Dataset rows for apps and sites:
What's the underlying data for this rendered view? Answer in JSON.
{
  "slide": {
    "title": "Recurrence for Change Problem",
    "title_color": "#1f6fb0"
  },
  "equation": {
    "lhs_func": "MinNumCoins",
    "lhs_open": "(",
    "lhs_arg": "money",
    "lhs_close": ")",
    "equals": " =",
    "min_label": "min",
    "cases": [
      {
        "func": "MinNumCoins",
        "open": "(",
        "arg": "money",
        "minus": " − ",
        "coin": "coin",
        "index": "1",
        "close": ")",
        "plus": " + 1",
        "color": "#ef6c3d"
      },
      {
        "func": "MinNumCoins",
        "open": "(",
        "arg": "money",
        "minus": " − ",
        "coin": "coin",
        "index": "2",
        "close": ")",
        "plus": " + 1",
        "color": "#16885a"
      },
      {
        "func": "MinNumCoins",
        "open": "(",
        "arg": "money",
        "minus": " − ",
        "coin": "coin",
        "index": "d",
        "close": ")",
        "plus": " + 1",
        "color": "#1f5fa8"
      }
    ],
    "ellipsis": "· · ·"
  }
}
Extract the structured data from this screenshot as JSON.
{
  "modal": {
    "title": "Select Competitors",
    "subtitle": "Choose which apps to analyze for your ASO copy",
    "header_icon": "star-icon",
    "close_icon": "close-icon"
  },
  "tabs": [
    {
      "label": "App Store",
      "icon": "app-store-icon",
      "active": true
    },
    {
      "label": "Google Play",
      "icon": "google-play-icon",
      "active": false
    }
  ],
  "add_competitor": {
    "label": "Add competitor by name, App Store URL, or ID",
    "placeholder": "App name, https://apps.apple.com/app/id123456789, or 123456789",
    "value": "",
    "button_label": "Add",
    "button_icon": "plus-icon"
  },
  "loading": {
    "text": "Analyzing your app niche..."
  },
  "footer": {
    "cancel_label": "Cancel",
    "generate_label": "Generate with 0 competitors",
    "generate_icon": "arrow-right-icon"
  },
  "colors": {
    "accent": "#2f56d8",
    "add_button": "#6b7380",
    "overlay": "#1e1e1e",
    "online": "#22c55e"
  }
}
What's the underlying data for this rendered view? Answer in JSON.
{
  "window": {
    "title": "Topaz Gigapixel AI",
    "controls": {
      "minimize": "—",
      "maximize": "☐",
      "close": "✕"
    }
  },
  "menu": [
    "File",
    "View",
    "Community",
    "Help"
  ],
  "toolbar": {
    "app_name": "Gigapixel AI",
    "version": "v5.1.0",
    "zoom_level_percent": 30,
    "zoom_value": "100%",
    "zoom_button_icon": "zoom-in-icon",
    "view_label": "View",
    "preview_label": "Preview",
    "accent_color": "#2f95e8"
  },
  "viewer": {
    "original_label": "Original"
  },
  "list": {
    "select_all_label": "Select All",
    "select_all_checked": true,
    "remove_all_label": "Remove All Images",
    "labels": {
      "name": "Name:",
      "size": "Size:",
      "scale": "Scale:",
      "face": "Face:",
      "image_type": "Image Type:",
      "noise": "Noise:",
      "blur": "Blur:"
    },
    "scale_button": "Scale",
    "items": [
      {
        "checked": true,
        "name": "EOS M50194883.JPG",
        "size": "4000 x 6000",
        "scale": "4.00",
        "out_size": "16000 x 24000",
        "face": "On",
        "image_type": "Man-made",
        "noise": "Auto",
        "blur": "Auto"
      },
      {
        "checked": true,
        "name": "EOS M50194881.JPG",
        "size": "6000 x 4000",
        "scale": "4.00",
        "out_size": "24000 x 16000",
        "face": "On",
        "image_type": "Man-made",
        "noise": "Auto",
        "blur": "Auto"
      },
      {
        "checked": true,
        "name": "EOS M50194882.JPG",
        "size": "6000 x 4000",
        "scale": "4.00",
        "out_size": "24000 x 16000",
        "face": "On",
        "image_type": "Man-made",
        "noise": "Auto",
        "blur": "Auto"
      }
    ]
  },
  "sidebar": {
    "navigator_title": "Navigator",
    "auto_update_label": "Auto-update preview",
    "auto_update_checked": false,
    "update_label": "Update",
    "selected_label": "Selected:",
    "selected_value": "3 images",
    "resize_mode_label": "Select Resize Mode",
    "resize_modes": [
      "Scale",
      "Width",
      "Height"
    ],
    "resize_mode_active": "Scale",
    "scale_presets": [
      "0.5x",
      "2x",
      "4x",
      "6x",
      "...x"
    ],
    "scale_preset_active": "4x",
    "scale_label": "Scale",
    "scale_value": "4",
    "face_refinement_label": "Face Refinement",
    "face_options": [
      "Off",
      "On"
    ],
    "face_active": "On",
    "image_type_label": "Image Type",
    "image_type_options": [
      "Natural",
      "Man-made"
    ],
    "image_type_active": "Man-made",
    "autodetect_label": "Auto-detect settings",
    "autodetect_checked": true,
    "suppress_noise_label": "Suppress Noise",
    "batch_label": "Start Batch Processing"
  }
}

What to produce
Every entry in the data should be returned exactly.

Solution below
What's the underlying data for this rendered view? Answer in JSON.
{
  "slide": {
    "title": "Recurrence for Change Problem",
    "title_color": "#1f6fb0"
  },
  "equation": {
    "lhs_func": "MinNumCoins",
    "lhs_open": "(",
    "lhs_arg": "money",
    "lhs_close": ")",
    "equals": " =",
    "min_label": "min",
    "cases": [
      {
        "func": "MinNumCoins",
        "open": "(",
        "arg": "money",
        "minus": " − ",
        "coin": "coin",
        "index": "1",
        "close": ")",
        "plus": " + 1",
        "color": "#ef6c3d"
      },
      {
        "func": "MinNumCoins",
        "open": "(",
        "arg": "money",
        "minus": " − ",
        "coin": "coin",
        "index": "2",
        "close": ")",
        "plus": " + 1",
        "color": "#16885a"
      },
      {
        "func": "MinNumCoins",
        "open": "(",
        "arg": "money",
        "minus": " − ",
        "coin": "coin",
        "index": "d",
        "close": ")",
        "plus": " + 1",
        "color": "#1f5fa8"
      }
    ],
    "ellipsis": "· · ·"
  }
}
Extract the structured data from this screenshot as JSON.
{
  "modal": {
    "title": "Select Competitors",
    "subtitle": "Choose which apps to analyze for your ASO copy",
    "header_icon": "star-icon",
    "close_icon": "close-icon"
  },
  "tabs": [
    {
      "label": "App Store",
      "icon": "app-store-icon",
      "active": true
    },
    {
      "label": "Google Play",
      "icon": "google-play-icon",
      "active": false
    }
  ],
  "add_competitor": {
    "label": "Add competitor by name, App Store URL, or ID",
    "placeholder": "App name, https://apps.apple.com/app/id123456789, or 123456789",
    "value": "",
    "button_label": "Add",
    "button_icon": "plus-icon"
  },
  "loading": {
    "text": "Analyzing your app niche..."
  },
  "footer": {
    "cancel_label": "Cancel",
    "generate_label": "Generate with 0 competitors",
    "generate_icon": "arrow-right-icon"
  },
  "colors": {
    "accent": "#2f56d8",
    "add_button": "#6b7380",
    "overlay": "#1e1e1e",
    "online": "#22c55e"
  }
}
What's the underlying data for this rendered view? Answer in JSON.
{
  "window": {
    "title": "Topaz Gigapixel AI",
    "controls": {
      "minimize": "—",
      "maximize": "☐",
      "close": "✕"
    }
  },
  "menu": [
    "File",
    "View",
    "Community",
    "Help"
  ],
  "toolbar": {
    "app_name": "Gigapixel AI",
    "version": "v5.1.0",
    "zoom_level_percent": 30,
    "zoom_value": "100%",
    "zoom_button_icon": "zoom-in-icon",
    "view_label": "View",
    "preview_label": "Preview",
    "accent_color": "#2f95e8"
  },
  "viewer": {
    "original_label": "Original"
  },
  "list": {
    "select_all_label": "Select All",
    "select_all_checked": true,
    "remove_all_label": "Remove All Images",
    "labels": {
      "name": "Name:",
      "size": "Size:",
      "scale": "Scale:",
      "face": "Face:",
      "image_type": "Image Type:",
      "noise": "Noise:",
      "blur": "Blur:"
    },
    "scale_button": "Scale",
    "items": [
      {
        "checked": true,
        "name": "EOS M50194883.JPG",
        "size": "4000 x 6000",
        "scale": "4.00",
        "out_size": "16000 x 24000",
        "face": "On",
        "image_type": "Man-made",
        "noise": "Auto",
        "blur": "Auto"
      },
      {
        "checked": true,
        "name": "EOS M50194881.JPG",
        "size": "6000 x 4000",
        "scale": "4.00",
        "out_size": "24000 x 16000",
        "face": "On",
        "image_type": "Man-made",
        "noise": "Auto",
        "blur": "Auto"
      },
      {
        "checked": true,
        "name": "EOS M50194882.JPG",
        "size": "6000 x 4000",
        "scale": "4.00",
        "out_size": "24000 x 16000",
        "face": "On",
        "image_type": "Man-made",
        "noise": "Auto",
        "blur": "Auto"
      }
    ]
  },
  "sidebar": {
    "navigator_title": "Navigator",
    "auto_update_label": "Auto-update preview",
    "auto_update_checked": false,
    "update_label": "Update",
    "selected_label": "Selected:",
    "selected_value": "3 images",
    "resize_mode_label": "Select Resize Mode",
    "resize_modes": [
      "Scale",
      "Width",
      "Height"
    ],
    "resize_mode_active": "Scale",
    "scale_presets": [
      "0.5x",
      "2x",
      "4x",
      "6x",
      "...x"
    ],
    "scale_preset_active": "4x",
    "scale_label": "Scale",
    "scale_value": "4",
    "face_refinement_label": "Face Refinement",
    "face_options": [
      "Off",
      "On"
    ],
    "face_active": "On",
    "image_type_label": "Image Type",
    "image_type_options": [
      "Natural",
      "Man-made"
    ],
    "image_type_active": "Man-made",
    "autodetect_label": "Auto-detect settings",
    "autodetect_checked": true,
    "suppress_noise_label": "Suppress Noise",
    "batch_label": "Start Batch Processing"
  }
}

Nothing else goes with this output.